The church today needs renewal in its mission as it faces various contextual challenges. The church needs renewal in its commitment to Christian unity and koinonia so that it can have character, credibility and integrity in its message and witness. The church needs renewal and commitment to justice; to stand where God stands as it champions the rights of the poor and oppressed in the world. The church needs renewal and transformation in its theological interpretation in the light of contextual realities in the world.  Are our theological beliefs life-affirming and inclusive? Albert Einstein asked his secretary to type out questions for his students. She asked him why he always repeated the same questions. He responded, ‘Because I have new answers.”  How do we “pour new wine into old wineskins?”  The church needs renewal in its ecumenical partnerships and interreligious engagement as we tackle the challenges in the world with others. We cannot be church alone. We are church with others. The African concept of Ubuntu makes this clear: I am because I belong.

I started this sermon by making reference to a church in the township which stood for hope and transformation. This is something all Christians should do, sometimes we are good at this and other times we are weak in our witness. We need to rise and shine and be counted. We need to live in the power and hope of the risen Lord. We need to realise who we are and what we have been given in Christ. Once in a village a grandfather was really pleased with his grandson so he decided to give him a little treat. He gave him 10 dollars and said, “Go and see the circus in town.” Excited, Tommy went to town. As he entered he saw a huge tent but there were many people gathered outside looking at the animals and clowns do their acts. When the show ended outside Tommy put his 10 dollars in a bowl and left. He thought that was the actual show. He failed to realise that that was just the practise, for the real show he needed to go into the tent.

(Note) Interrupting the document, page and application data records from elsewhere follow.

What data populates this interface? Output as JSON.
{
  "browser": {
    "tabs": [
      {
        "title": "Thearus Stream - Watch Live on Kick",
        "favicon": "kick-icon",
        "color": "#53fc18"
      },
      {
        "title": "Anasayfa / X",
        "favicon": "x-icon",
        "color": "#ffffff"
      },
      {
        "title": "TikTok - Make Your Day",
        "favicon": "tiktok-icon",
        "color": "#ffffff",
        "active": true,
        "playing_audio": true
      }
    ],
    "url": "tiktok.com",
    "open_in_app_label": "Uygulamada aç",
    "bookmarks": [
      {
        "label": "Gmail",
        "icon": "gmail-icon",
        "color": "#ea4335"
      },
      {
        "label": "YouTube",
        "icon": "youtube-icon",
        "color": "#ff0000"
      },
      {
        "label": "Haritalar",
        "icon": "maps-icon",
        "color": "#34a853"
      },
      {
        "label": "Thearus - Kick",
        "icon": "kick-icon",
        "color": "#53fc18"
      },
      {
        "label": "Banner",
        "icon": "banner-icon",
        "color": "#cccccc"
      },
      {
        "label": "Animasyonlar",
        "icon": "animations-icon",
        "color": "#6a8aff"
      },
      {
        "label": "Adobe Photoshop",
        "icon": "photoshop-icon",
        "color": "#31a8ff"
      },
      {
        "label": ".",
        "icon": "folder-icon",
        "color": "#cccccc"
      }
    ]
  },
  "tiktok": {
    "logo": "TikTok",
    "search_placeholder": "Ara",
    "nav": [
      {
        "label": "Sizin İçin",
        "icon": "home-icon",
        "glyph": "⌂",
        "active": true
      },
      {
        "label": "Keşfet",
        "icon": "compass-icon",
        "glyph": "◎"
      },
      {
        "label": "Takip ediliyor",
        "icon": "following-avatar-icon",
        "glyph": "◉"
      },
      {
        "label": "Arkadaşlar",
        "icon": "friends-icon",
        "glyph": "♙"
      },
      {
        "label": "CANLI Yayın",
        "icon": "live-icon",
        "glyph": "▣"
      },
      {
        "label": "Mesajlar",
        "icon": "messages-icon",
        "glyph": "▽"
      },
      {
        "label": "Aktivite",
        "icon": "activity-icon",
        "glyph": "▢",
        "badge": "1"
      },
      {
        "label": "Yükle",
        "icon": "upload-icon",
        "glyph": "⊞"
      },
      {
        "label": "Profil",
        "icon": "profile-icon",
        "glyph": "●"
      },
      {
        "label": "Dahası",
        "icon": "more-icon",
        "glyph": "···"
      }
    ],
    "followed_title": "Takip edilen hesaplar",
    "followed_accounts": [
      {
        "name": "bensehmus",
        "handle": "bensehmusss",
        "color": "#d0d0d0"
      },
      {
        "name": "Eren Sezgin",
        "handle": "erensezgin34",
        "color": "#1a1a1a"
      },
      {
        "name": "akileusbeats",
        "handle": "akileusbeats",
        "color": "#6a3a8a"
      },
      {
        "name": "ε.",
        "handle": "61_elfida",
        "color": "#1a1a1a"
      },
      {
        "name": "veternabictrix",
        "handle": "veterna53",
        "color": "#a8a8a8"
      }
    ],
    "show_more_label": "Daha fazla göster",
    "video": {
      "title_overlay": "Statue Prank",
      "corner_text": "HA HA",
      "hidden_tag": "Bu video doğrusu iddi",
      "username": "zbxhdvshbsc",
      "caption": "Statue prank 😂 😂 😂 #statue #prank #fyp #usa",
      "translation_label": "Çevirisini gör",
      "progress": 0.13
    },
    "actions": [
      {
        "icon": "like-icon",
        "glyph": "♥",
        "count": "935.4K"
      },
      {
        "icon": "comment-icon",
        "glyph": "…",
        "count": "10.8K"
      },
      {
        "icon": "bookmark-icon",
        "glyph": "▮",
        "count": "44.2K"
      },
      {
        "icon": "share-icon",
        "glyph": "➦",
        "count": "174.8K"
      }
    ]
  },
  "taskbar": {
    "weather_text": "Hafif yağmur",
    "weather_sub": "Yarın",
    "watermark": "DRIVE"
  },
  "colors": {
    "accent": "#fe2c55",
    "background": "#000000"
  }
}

The churches today sometimes get occupied with the shadow and fail to embrace and reflect on the substance of our faith and practise. We get too caught up with the ‘shadowy’ things that separate and divide us rather than on the substance of our faith - on Jesus Christ and the Holy Spirit who unites us and empowers us to be God’s witnesses in the world, making a difference as we affirm life and hope in a struggling world. We need to go into the tent of God’s presence and power rather than remain in our own space and shadow.

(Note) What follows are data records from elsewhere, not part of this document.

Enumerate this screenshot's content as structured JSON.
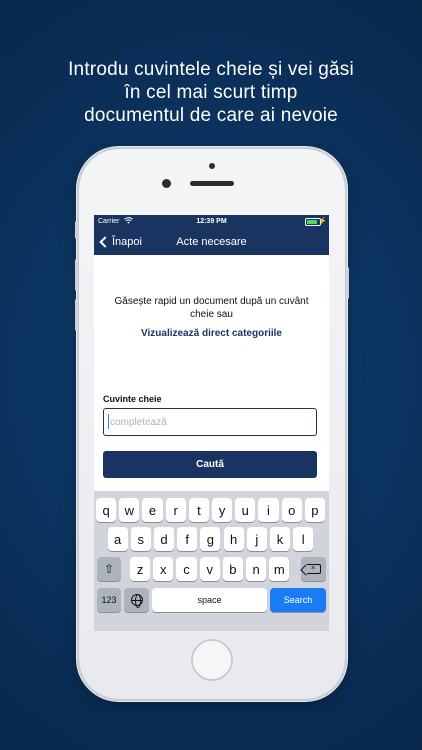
{
  "headline": {
    "line1": "Introdu cuvintele cheie și vei găsi",
    "line2": "în cel mai scurt timp",
    "line3": "documentul de care ai nevoie"
  },
  "status_bar": {
    "carrier": "Carrier",
    "time": "12:39 PM",
    "battery_level": 0.85
  },
  "nav": {
    "back_label": "Înapoi",
    "title": "Acte necesare"
  },
  "content": {
    "intro": "Găsește rapid un document după un cuvânt cheie sau",
    "categories_link": "Vizualizează direct categoriile",
    "keyword_label": "Cuvinte cheie",
    "keyword_placeholder": "completează",
    "keyword_value": "",
    "search_button": "Caută"
  },
  "keyboard": {
    "row1": [
      "q",
      "w",
      "e",
      "r",
      "t",
      "y",
      "u",
      "i",
      "o",
      "p"
    ],
    "row2": [
      "a",
      "s",
      "d",
      "f",
      "g",
      "h",
      "j",
      "k",
      "l"
    ],
    "row3": [
      "z",
      "x",
      "c",
      "v",
      "b",
      "n",
      "m"
    ],
    "numbers_key": "123",
    "space_key": "space",
    "search_key": "Search"
  },
  "colors": {
    "brand_navy": "#1a3462",
    "keyboard_bg": "#d1d5db",
    "search_key_blue": "#1a7cf5"
  }
}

As we reflect on the realities and challenges in the world we need to stop and ask: What new thing is God calling us to do? How can we continue to turn a blind eye to injustices, suffering, greed, exploitation and oppression? The WCC invites all people to join with us in a Pilgrimage of Justice, Reconciliation and Unity. This suffering and broken world is in need of healing and transformation. In this time of advent as we await the coming of the Christ child, we are reminded that Jesus has come to reconcile us to the Father and to one another. In Him all things are held together whether in heaven and on earth. Christmas is a time for commitment to Jesus, for renewal and transformation of the world God, in Jesus. Came to save.

Each of us needs to ask: What is God calling us to do to renew and transform this world or your country? Our failure to ask and answer this question will be a missed opportunity to embark upon the new things that God wants to do in us, with us and through us. The disciples responded to the call to follow Jesus. They left their nets and followed him. What are you going to leave behind to follow Jesus today? Following Jesus is no easy task that is why we need the presence and power of God’s Holy Spirit to renew and transform us so that we can be God’s people in the world and in Cuba making a difference in God’s way. Will this be your joy to do? Let our prayer be: “Living God, renew and transform us but start with ME.” Being church today in a world in crisis is a church living in the Christ way and resting in the presence and power of the Holy Spirit. May we be the church that God waits for in this season of advent. 

Rev. Prof. Dr Jerry Pillay